Disagreement arises over cost for superintendent search


Simpson County School Superintendent Greg Paes is reluctant to spend the full amount suggested for the search for a superintendent to hire for 2020. 

This fact, according to school board member Stan Bulger, surfaced at the school board budget workshop held last week.

Starting next year school superintendents in all districts will be appointed rather than elected due to a change in state law.

The idea of spending $12,500 for the full assistance of the Mississippi School Board Association to conduct the search for a superintendent did not sit well with Simpson County’s current superintendent.  Paes was okay with spending around $4,500 for  help from the  Association but not the full cost of $12,500, Bulger said.

The issue surfaced when school board member Lillie Hardy suggested that the board budget funds for the filling the position of superintendent of education.

  Paes said he was interested in the position himself. 

 The school board had contacted the state Department of Education for advice on filling the superintendent’s position.  A representative of the Department met with the board to discuss what could be done.

For the largest amount the School Board Association agreed to advertise the position, provide screening of candidates, narrow the field of candidates, conduct the   interviews and recommend to the board the top three candidates.  The board would then decide whom to hire. 

The less expensive options reduced the number of services offered by  the State Department although these services are actually being offered through a separate organization. 

Some people in the county, including school board member Patrice Boykin, feel that hiring a superintendent is a role of the school board and that funds for the search could be better spent in the class room.

 It is the position of this newspaper that because of the lack of experience the board has in hiring the most integral position for the entire district, this additional money for assistance would be well spent. 

Boykin is not alone in her opinion, however.  Some individual school administrators have said that the school board should make the decision about the new superintendent, opting for someone local rather than someone not from the system. 
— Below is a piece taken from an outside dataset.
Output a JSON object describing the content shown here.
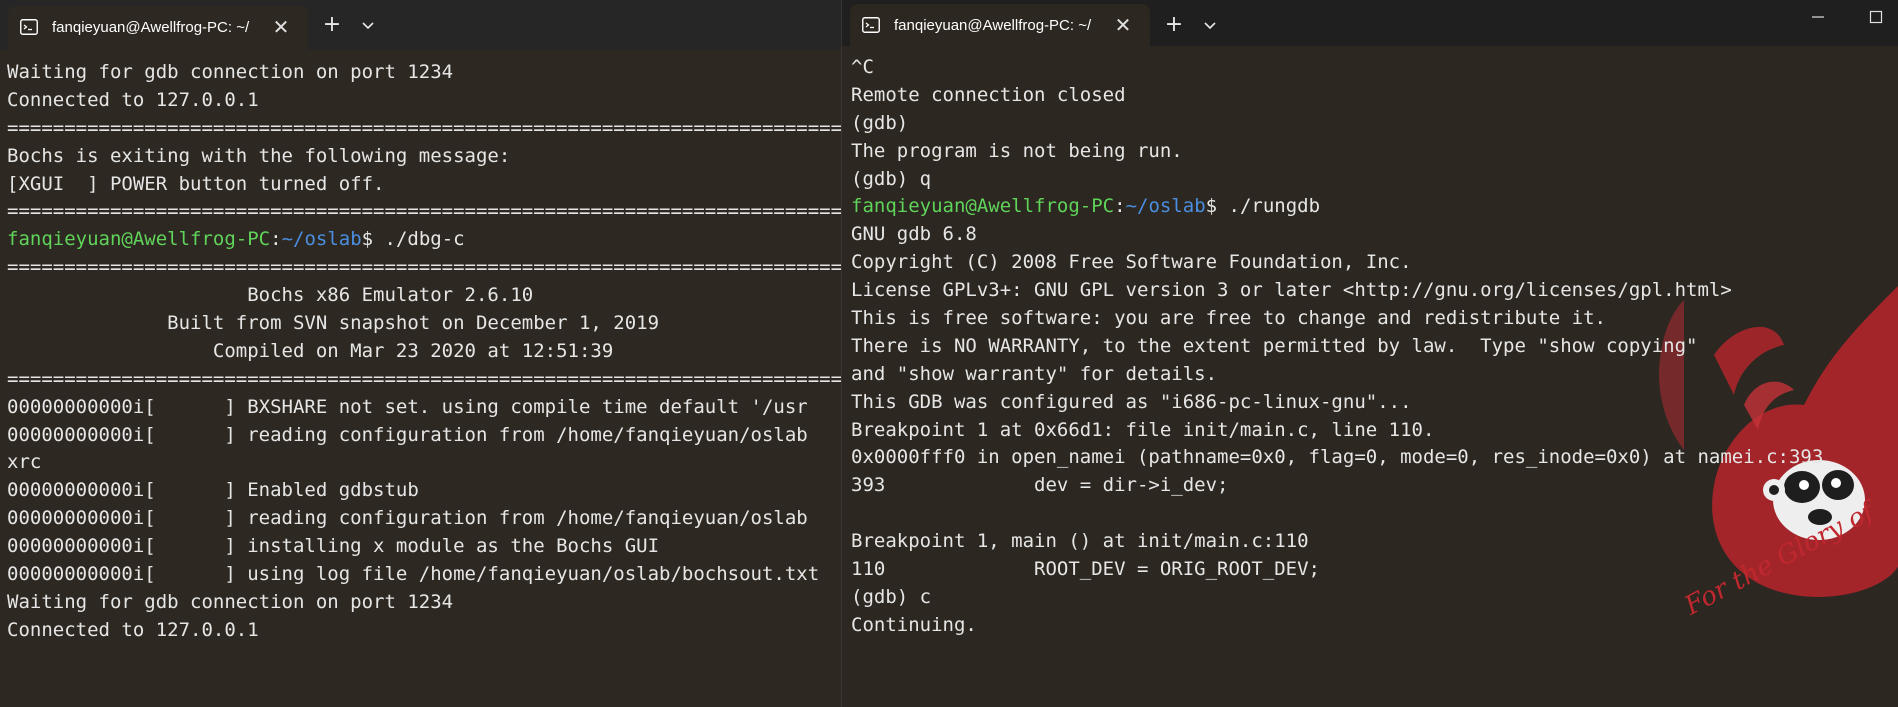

In other business, Dr. Robert Sanders, assistant superintendent for Human Resources and Secondary Curriculum for the district, recommended a 1 to 3 percent raise across the board for all classified workers in the district, which would include cafeteria workers, bus drivers, custodians, teacher’s assistants and data clerks. 

Sanders put the estimated expense at $60,000 to fund the raises.  The issue was tabled until more finite budget figures are available. 

An across the board raise was last given to classified workers at the rate of $200 each in the 2012-2013.  The last time an across the board raise was given to non-certified workers was also in the 2012-13 school year. 

Sanders also requested an additional $1,500 each for principals’ supplements and an additional $760 for assistant principals.  He suggested an increase in supplements for central office administrators up to $6,750 a year.  These requests are expected to cost the county almost $25,000. 

Sanders also requested that special supplements of $2,000 each be available for math and science teachers to attract more teachers to that field because the county is suffering from a shortage in those subject areas. 

 Duane Fewell, director of finance, also informed the board that full funding for MAEP, Mississippi Adequate Education Program, would increase from almost $19 million last year to almost $19.5 million for the upcoming school year.  The actual funding for last year came in just over $17 million. 

Fewell also told the board that insurance costs are expected to increase $49,000 for the next year to an annual cost of $300,000 in healthcare for the district’s school employees.